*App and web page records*
********************
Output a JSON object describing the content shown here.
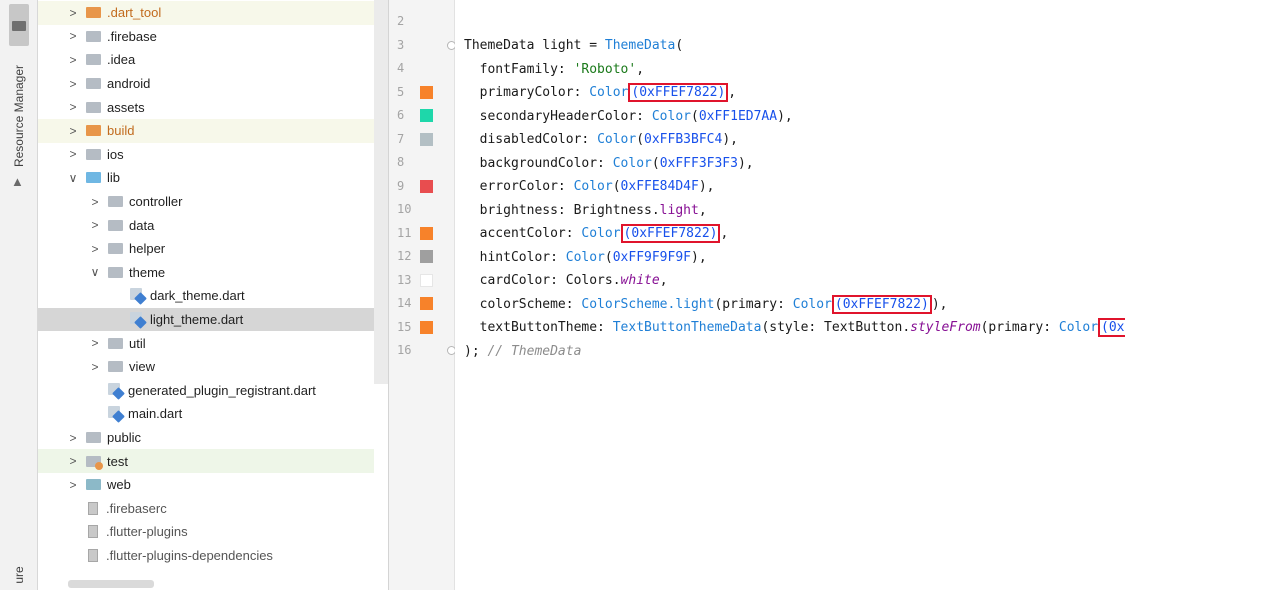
{
  "tool_strip": {
    "resource_manager_label": "Resource Manager",
    "bottom_label": "ure"
  },
  "project_tree": [
    {
      "label": ".dart_tool",
      "arrow": ">",
      "icon": "folder-orange",
      "indent": 0,
      "style": "tint"
    },
    {
      "label": ".firebase",
      "arrow": ">",
      "icon": "folder-gray",
      "indent": 0
    },
    {
      "label": ".idea",
      "arrow": ">",
      "icon": "folder-gray",
      "indent": 0
    },
    {
      "label": "android",
      "arrow": ">",
      "icon": "folder-gray",
      "indent": 0
    },
    {
      "label": "assets",
      "arrow": ">",
      "icon": "folder-gray",
      "indent": 0
    },
    {
      "label": "build",
      "arrow": ">",
      "icon": "folder-orange",
      "indent": 0,
      "style": "tint"
    },
    {
      "label": "ios",
      "arrow": ">",
      "icon": "folder-gray",
      "indent": 0
    },
    {
      "label": "lib",
      "arrow": "∨",
      "icon": "folder-blue",
      "indent": 0
    },
    {
      "label": "controller",
      "arrow": ">",
      "icon": "folder-gray",
      "indent": 1
    },
    {
      "label": "data",
      "arrow": ">",
      "icon": "folder-gray",
      "indent": 1
    },
    {
      "label": "helper",
      "arrow": ">",
      "icon": "folder-gray",
      "indent": 1
    },
    {
      "label": "theme",
      "arrow": "∨",
      "icon": "folder-gray",
      "indent": 1
    },
    {
      "label": "dark_theme.dart",
      "arrow": "",
      "icon": "dart-file",
      "indent": 2
    },
    {
      "label": "light_theme.dart",
      "arrow": "",
      "icon": "dart-file",
      "indent": 2,
      "style": "selected"
    },
    {
      "label": "util",
      "arrow": ">",
      "icon": "folder-gray",
      "indent": 1
    },
    {
      "label": "view",
      "arrow": ">",
      "icon": "folder-gray",
      "indent": 1
    },
    {
      "label": "generated_plugin_registrant.dart",
      "arrow": "",
      "icon": "dart-file",
      "indent": 1
    },
    {
      "label": "main.dart",
      "arrow": "",
      "icon": "dart-file",
      "indent": 1
    },
    {
      "label": "public",
      "arrow": ">",
      "icon": "folder-gray",
      "indent": 0
    },
    {
      "label": "test",
      "arrow": ">",
      "icon": "folder-test",
      "indent": 0,
      "style": "green"
    },
    {
      "label": "web",
      "arrow": ">",
      "icon": "folder-teal",
      "indent": 0
    },
    {
      "label": ".firebaserc",
      "arrow": "",
      "icon": "file",
      "indent": 0
    },
    {
      "label": ".flutter-plugins",
      "arrow": "",
      "icon": "file",
      "indent": 0
    },
    {
      "label": ".flutter-plugins-dependencies",
      "arrow": "",
      "icon": "file",
      "indent": 0
    }
  ],
  "editor": {
    "lines": [
      {
        "num": "2",
        "swatch": null,
        "fold": false
      },
      {
        "num": "3",
        "swatch": null,
        "fold": true
      },
      {
        "num": "4",
        "swatch": null,
        "fold": false
      },
      {
        "num": "5",
        "swatch": "#F7822A",
        "fold": false
      },
      {
        "num": "6",
        "swatch": "#1ED7AA",
        "fold": false
      },
      {
        "num": "7",
        "swatch": "#B3BFC4",
        "fold": false
      },
      {
        "num": "8",
        "swatch": null,
        "fold": false
      },
      {
        "num": "9",
        "swatch": "#E84D4F",
        "fold": false
      },
      {
        "num": "10",
        "swatch": null,
        "fold": false
      },
      {
        "num": "11",
        "swatch": "#F7822A",
        "fold": false
      },
      {
        "num": "12",
        "swatch": "#9F9F9F",
        "fold": false
      },
      {
        "num": "13",
        "swatch": "#FFFFFF",
        "fold": false
      },
      {
        "num": "14",
        "swatch": "#F7822A",
        "fold": false
      },
      {
        "num": "15",
        "swatch": "#F7822A",
        "fold": false
      },
      {
        "num": "16",
        "swatch": null,
        "fold": true
      }
    ],
    "code": {
      "l3": {
        "a": "ThemeData light = ",
        "b": "ThemeData",
        "c": "("
      },
      "l4": {
        "a": "  fontFamily: ",
        "b": "'Roboto'",
        "c": ","
      },
      "l5": {
        "a": "  primaryColor: ",
        "b": "Color",
        "c": "(0xFFEF7822)",
        "d": ","
      },
      "l6": {
        "a": "  secondaryHeaderColor: ",
        "b": "Color",
        "c": "(",
        "d": "0xFF1ED7AA",
        "e": "),"
      },
      "l7": {
        "a": "  disabledColor: ",
        "b": "Color",
        "c": "(",
        "d": "0xFFB3BFC4",
        "e": "),"
      },
      "l8": {
        "a": "  backgroundColor: ",
        "b": "Color",
        "c": "(",
        "d": "0xFFF3F3F3",
        "e": "),"
      },
      "l9": {
        "a": "  errorColor: ",
        "b": "Color",
        "c": "(",
        "d": "0xFFE84D4F",
        "e": "),"
      },
      "l10": {
        "a": "  brightness: Brightness.",
        "b": "light",
        "c": ","
      },
      "l11": {
        "a": "  accentColor: ",
        "b": "Color",
        "c": "(0xFFEF7822)",
        "d": ","
      },
      "l12": {
        "a": "  hintColor: ",
        "b": "Color",
        "c": "(",
        "d": "0xFF9F9F9F",
        "e": "),"
      },
      "l13": {
        "a": "  cardColor: Colors.",
        "b": "white",
        "c": ","
      },
      "l14": {
        "a": "  colorScheme: ",
        "b": "ColorScheme.light",
        "c": "(primary: ",
        "d": "Color",
        "e": "(0xFFEF7822)",
        "f": "),"
      },
      "l15": {
        "a": "  textButtonTheme: ",
        "b": "TextButtonThemeData",
        "c": "(style: TextButton.",
        "d": "styleFrom",
        "e": "(primary: ",
        "f": "Color",
        "g": "(0x"
      },
      "l16": {
        "a": "); ",
        "b": "// ThemeData"
      }
    }
  },
  "colors": {
    "highlight_box": "#E0142C",
    "selection": "#D6D6D6"
  }
}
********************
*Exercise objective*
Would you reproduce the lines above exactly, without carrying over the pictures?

*Task result*
Output a JSON object describing the content shown here.
{
  "tool_strip": {
    "resource_manager_label": "Resource Manager",
    "bottom_label": "ure"
  },
  "project_tree": [
    {
      "label": ".dart_tool",
      "arrow": ">",
      "icon": "folder-orange",
      "indent": 0,
      "style": "tint"
    },
    {
      "label": ".firebase",
      "arrow": ">",
      "icon": "folder-gray",
      "indent": 0
    },
    {
      "label": ".idea",
      "arrow": ">",
      "icon": "folder-gray",
      "indent": 0
    },
    {
      "label": "android",
      "arrow": ">",
      "icon": "folder-gray",
      "indent": 0
    },
    {
      "label": "assets",
      "arrow": ">",
      "icon": "folder-gray",
      "indent": 0
    },
    {
      "label": "build",
      "arrow": ">",
      "icon": "folder-orange",
      "indent": 0,
      "style": "tint"
    },
    {
      "label": "ios",
      "arrow": ">",
      "icon": "folder-gray",
      "indent": 0
    },
    {
      "label": "lib",
      "arrow": "∨",
      "icon": "folder-blue",
      "indent": 0
    },
    {
      "label": "controller",
      "arrow": ">",
      "icon": "folder-gray",
      "indent": 1
    },
    {
      "label": "data",
      "arrow": ">",
      "icon": "folder-gray",
      "indent": 1
    },
    {
      "label": "helper",
      "arrow": ">",
      "icon": "folder-gray",
      "indent": 1
    },
    {
      "label": "theme",
      "arrow": "∨",
      "icon": "folder-gray",
      "indent": 1
    },
    {
      "label": "dark_theme.dart",
      "arrow": "",
      "icon": "dart-file",
      "indent": 2
    },
    {
      "label": "light_theme.dart",
      "arrow": "",
      "icon": "dart-file",
      "indent": 2,
      "style": "selected"
    },
    {
      "label": "util",
      "arrow": ">",
      "icon": "folder-gray",
      "indent": 1
    },
    {
      "label": "view",
      "arrow": ">",
      "icon": "folder-gray",
      "indent": 1
    },
    {
      "label": "generated_plugin_registrant.dart",
      "arrow": "",
      "icon": "dart-file",
      "indent": 1
    },
    {
      "label": "main.dart",
      "arrow": "",
      "icon": "dart-file",
      "indent": 1
    },
    {
      "label": "public",
      "arrow": ">",
      "icon": "folder-gray",
      "indent": 0
    },
    {
      "label": "test",
      "arrow": ">",
      "icon": "folder-test",
      "indent": 0,
      "style": "green"
    },
    {
      "label": "web",
      "arrow": ">",
      "icon": "folder-teal",
      "indent": 0
    },
    {
      "label": ".firebaserc",
      "arrow": "",
      "icon": "file",
      "indent": 0
    },
    {
      "label": ".flutter-plugins",
      "arrow": "",
      "icon": "file",
      "indent": 0
    },
    {
      "label": ".flutter-plugins-dependencies",
      "arrow": "",
      "icon": "file",
      "indent": 0
    }
  ],
  "editor": {
    "lines": [
      {
        "num": "2",
        "swatch": null,
        "fold": false
      },
      {
        "num": "3",
        "swatch": null,
        "fold": true
      },
      {
        "num": "4",
        "swatch": null,
        "fold": false
      },
      {
        "num": "5",
        "swatch": "#F7822A",
        "fold": false
      },
      {
        "num": "6",
        "swatch": "#1ED7AA",
        "fold": false
      },
      {
        "num": "7",
        "swatch": "#B3BFC4",
        "fold": false
      },
      {
        "num": "8",
        "swatch": null,
        "fold": false
      },
      {
        "num": "9",
        "swatch": "#E84D4F",
        "fold": false
      },
      {
        "num": "10",
        "swatch": null,
        "fold": false
      },
      {
        "num": "11",
        "swatch": "#F7822A",
        "fold": false
      },
      {
        "num": "12",
        "swatch": "#9F9F9F",
        "fold": false
      },
      {
        "num": "13",
        "swatch": "#FFFFFF",
        "fold": false
      },
      {
        "num": "14",
        "swatch": "#F7822A",
        "fold": false
      },
      {
        "num": "15",
        "swatch": "#F7822A",
        "fold": false
      },
      {
        "num": "16",
        "swatch": null,
        "fold": true
      }
    ],
    "code": {
      "l3": {
        "a": "ThemeData light = ",
        "b": "ThemeData",
        "c": "("
      },
      "l4": {
        "a": "  fontFamily: ",
        "b": "'Roboto'",
        "c": ","
      },
      "l5": {
        "a": "  primaryColor: ",
        "b": "Color",
        "c": "(0xFFEF7822)",
        "d": ","
      },
      "l6": {
        "a": "  secondaryHeaderColor: ",
        "b": "Color",
        "c": "(",
        "d": "0xFF1ED7AA",
        "e": "),"
      },
      "l7": {
        "a": "  disabledColor: ",
        "b": "Color",
        "c": "(",
        "d": "0xFFB3BFC4",
        "e": "),"
      },
      "l8": {
        "a": "  backgroundColor: ",
        "b": "Color",
        "c": "(",
        "d": "0xFFF3F3F3",
        "e": "),"
      },
      "l9": {
        "a": "  errorColor: ",
        "b": "Color",
        "c": "(",
        "d": "0xFFE84D4F",
        "e": "),"
      },
      "l10": {
        "a": "  brightness: Brightness.",
        "b": "light",
        "c": ","
      },
      "l11": {
        "a": "  accentColor: ",
        "b": "Color",
        "c": "(0xFFEF7822)",
        "d": ","
      },
      "l12": {
        "a": "  hintColor: ",
        "b": "Color",
        "c": "(",
        "d": "0xFF9F9F9F",
        "e": "),"
      },
      "l13": {
        "a": "  cardColor: Colors.",
        "b": "white",
        "c": ","
      },
      "l14": {
        "a": "  colorScheme: ",
        "b": "ColorScheme.light",
        "c": "(primary: ",
        "d": "Color",
        "e": "(0xFFEF7822)",
        "f": "),"
      },
      "l15": {
        "a": "  textButtonTheme: ",
        "b": "TextButtonThemeData",
        "c": "(style: TextButton.",
        "d": "styleFrom",
        "e": "(primary: ",
        "f": "Color",
        "g": "(0x"
      },
      "l16": {
        "a": "); ",
        "b": "// ThemeData"
      }
    }
  },
  "colors": {
    "highlight_box": "#E0142C",
    "selection": "#D6D6D6"
  }
}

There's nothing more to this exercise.